Stored items
┏━━
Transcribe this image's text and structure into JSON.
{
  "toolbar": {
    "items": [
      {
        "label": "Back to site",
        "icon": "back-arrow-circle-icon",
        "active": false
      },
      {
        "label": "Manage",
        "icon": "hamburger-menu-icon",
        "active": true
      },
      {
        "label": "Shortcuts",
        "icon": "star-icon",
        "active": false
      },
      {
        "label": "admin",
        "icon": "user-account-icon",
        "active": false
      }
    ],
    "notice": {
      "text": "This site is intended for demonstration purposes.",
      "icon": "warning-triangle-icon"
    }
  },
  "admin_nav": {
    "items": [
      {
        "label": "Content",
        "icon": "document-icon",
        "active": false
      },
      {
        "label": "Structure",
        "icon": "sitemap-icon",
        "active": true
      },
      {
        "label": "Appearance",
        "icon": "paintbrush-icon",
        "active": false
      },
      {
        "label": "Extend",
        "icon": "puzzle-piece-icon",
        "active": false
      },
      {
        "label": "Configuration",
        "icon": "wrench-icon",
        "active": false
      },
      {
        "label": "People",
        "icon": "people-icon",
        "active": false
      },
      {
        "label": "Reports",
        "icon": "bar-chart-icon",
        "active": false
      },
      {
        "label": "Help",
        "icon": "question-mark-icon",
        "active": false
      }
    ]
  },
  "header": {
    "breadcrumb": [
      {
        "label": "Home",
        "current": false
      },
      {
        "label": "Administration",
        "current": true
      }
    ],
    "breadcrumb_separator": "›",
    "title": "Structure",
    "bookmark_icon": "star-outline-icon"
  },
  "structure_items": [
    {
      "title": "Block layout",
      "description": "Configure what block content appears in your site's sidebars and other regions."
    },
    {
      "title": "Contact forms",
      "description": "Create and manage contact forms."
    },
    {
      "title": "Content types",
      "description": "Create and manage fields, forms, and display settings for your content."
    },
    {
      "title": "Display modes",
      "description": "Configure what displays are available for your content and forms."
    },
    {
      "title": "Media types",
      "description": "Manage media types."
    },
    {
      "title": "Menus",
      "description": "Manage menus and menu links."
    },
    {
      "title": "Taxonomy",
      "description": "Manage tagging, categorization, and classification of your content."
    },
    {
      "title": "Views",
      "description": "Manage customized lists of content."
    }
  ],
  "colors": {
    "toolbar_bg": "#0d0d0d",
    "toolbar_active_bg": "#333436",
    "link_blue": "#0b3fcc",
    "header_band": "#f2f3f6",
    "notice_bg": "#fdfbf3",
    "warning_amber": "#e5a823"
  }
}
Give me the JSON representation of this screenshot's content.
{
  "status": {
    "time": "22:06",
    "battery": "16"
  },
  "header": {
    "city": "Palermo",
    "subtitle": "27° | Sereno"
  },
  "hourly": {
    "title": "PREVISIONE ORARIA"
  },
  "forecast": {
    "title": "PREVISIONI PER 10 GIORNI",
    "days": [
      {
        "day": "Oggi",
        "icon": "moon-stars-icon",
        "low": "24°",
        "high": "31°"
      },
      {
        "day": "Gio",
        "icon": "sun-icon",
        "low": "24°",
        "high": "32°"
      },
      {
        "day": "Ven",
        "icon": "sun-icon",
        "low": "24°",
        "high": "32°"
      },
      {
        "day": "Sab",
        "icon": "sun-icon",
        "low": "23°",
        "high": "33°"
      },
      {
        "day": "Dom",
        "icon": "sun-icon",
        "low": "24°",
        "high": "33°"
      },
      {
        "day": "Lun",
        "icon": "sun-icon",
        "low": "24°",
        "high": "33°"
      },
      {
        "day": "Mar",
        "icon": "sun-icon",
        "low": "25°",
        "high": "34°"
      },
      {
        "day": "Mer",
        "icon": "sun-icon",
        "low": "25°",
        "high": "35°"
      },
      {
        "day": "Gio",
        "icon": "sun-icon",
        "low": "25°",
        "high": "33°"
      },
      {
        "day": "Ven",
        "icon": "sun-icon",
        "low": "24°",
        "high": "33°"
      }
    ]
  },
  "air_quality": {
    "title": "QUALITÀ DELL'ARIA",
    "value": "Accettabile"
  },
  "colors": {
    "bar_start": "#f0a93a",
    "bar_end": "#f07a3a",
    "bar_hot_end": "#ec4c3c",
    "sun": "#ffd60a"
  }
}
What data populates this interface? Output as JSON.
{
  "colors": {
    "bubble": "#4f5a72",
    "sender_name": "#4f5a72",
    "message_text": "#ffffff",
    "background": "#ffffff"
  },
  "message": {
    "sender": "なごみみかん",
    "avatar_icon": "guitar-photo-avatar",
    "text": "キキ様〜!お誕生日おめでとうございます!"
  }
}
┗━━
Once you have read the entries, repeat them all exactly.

* [Result]:
Transcribe this image's text and structure into JSON.
{
  "toolbar": {
    "items": [
      {
        "label": "Back to site",
        "icon": "back-arrow-circle-icon",
        "active": false
      },
      {
        "label": "Manage",
        "icon": "hamburger-menu-icon",
        "active": true
      },
      {
        "label": "Shortcuts",
        "icon": "star-icon",
        "active": false
      },
      {
        "label": "admin",
        "icon": "user-account-icon",
        "active": false
      }
    ],
    "notice": {
      "text": "This site is intended for demonstration purposes.",
      "icon": "warning-triangle-icon"
    }
  },
  "admin_nav": {
    "items": [
      {
        "label": "Content",
        "icon": "document-icon",
        "active": false
      },
      {
        "label": "Structure",
        "icon": "sitemap-icon",
        "active": true
      },
      {
        "label": "Appearance",
        "icon": "paintbrush-icon",
        "active": false
      },
      {
        "label": "Extend",
        "icon": "puzzle-piece-icon",
        "active": false
      },
      {
        "label": "Configuration",
        "icon": "wrench-icon",
        "active": false
      },
      {
        "label": "People",
        "icon": "people-icon",
        "active": false
      },
      {
        "label": "Reports",
        "icon": "bar-chart-icon",
        "active": false
      },
      {
        "label": "Help",
        "icon": "question-mark-icon",
        "active": false
      }
    ]
  },
  "header": {
    "breadcrumb": [
      {
        "label": "Home",
        "current": false
      },
      {
        "label": "Administration",
        "current": true
      }
    ],
    "breadcrumb_separator": "›",
    "title": "Structure",
    "bookmark_icon": "star-outline-icon"
  },
  "structure_items": [
    {
      "title": "Block layout",
      "description": "Configure what block content appears in your site's sidebars and other regions."
    },
    {
      "title": "Contact forms",
      "description": "Create and manage contact forms."
    },
    {
      "title": "Content types",
      "description": "Create and manage fields, forms, and display settings for your content."
    },
    {
      "title": "Display modes",
      "description": "Configure what displays are available for your content and forms."
    },
    {
      "title": "Media types",
      "description": "Manage media types."
    },
    {
      "title": "Menus",
      "description": "Manage menus and menu links."
    },
    {
      "title": "Taxonomy",
      "description": "Manage tagging, categorization, and classification of your content."
    },
    {
      "title": "Views",
      "description": "Manage customized lists of content."
    }
  ],
  "colors": {
    "toolbar_bg": "#0d0d0d",
    "toolbar_active_bg": "#333436",
    "link_blue": "#0b3fcc",
    "header_band": "#f2f3f6",
    "notice_bg": "#fdfbf3",
    "warning_amber": "#e5a823"
  }
}
Give me the JSON representation of this screenshot's content.
{
  "status": {
    "time": "22:06",
    "battery": "16"
  },
  "header": {
    "city": "Palermo",
    "subtitle": "27° | Sereno"
  },
  "hourly": {
    "title": "PREVISIONE ORARIA"
  },
  "forecast": {
    "title": "PREVISIONI PER 10 GIORNI",
    "days": [
      {
        "day": "Oggi",
        "icon": "moon-stars-icon",
        "low": "24°",
        "high": "31°"
      },
      {
        "day": "Gio",
        "icon": "sun-icon",
        "low": "24°",
        "high": "32°"
      },
      {
        "day": "Ven",
        "icon": "sun-icon",
        "low": "24°",
        "high": "32°"
      },
      {
        "day": "Sab",
        "icon": "sun-icon",
        "low": "23°",
        "high": "33°"
      },
      {
        "day": "Dom",
        "icon": "sun-icon",
        "low": "24°",
        "high": "33°"
      },
      {
        "day": "Lun",
        "icon": "sun-icon",
        "low": "24°",
        "high": "33°"
      },
      {
        "day": "Mar",
        "icon": "sun-icon",
        "low": "25°",
        "high": "34°"
      },
      {
        "day": "Mer",
        "icon": "sun-icon",
        "low": "25°",
        "high": "35°"
      },
      {
        "day": "Gio",
        "icon": "sun-icon",
        "low": "25°",
        "high": "33°"
      },
      {
        "day": "Ven",
        "icon": "sun-icon",
        "low": "24°",
        "high": "33°"
      }
    ]
  },
  "air_quality": {
    "title": "QUALITÀ DELL'ARIA",
    "value": "Accettabile"
  },
  "colors": {
    "bar_start": "#f0a93a",
    "bar_end": "#f07a3a",
    "bar_hot_end": "#ec4c3c",
    "sun": "#ffd60a"
  }
}
What data populates this interface? Output as JSON.
{
  "colors": {
    "bubble": "#4f5a72",
    "sender_name": "#4f5a72",
    "message_text": "#ffffff",
    "background": "#ffffff"
  },
  "message": {
    "sender": "なごみみかん",
    "avatar_icon": "guitar-photo-avatar",
    "text": "キキ様〜!お誕生日おめでとうございます!"
  }
}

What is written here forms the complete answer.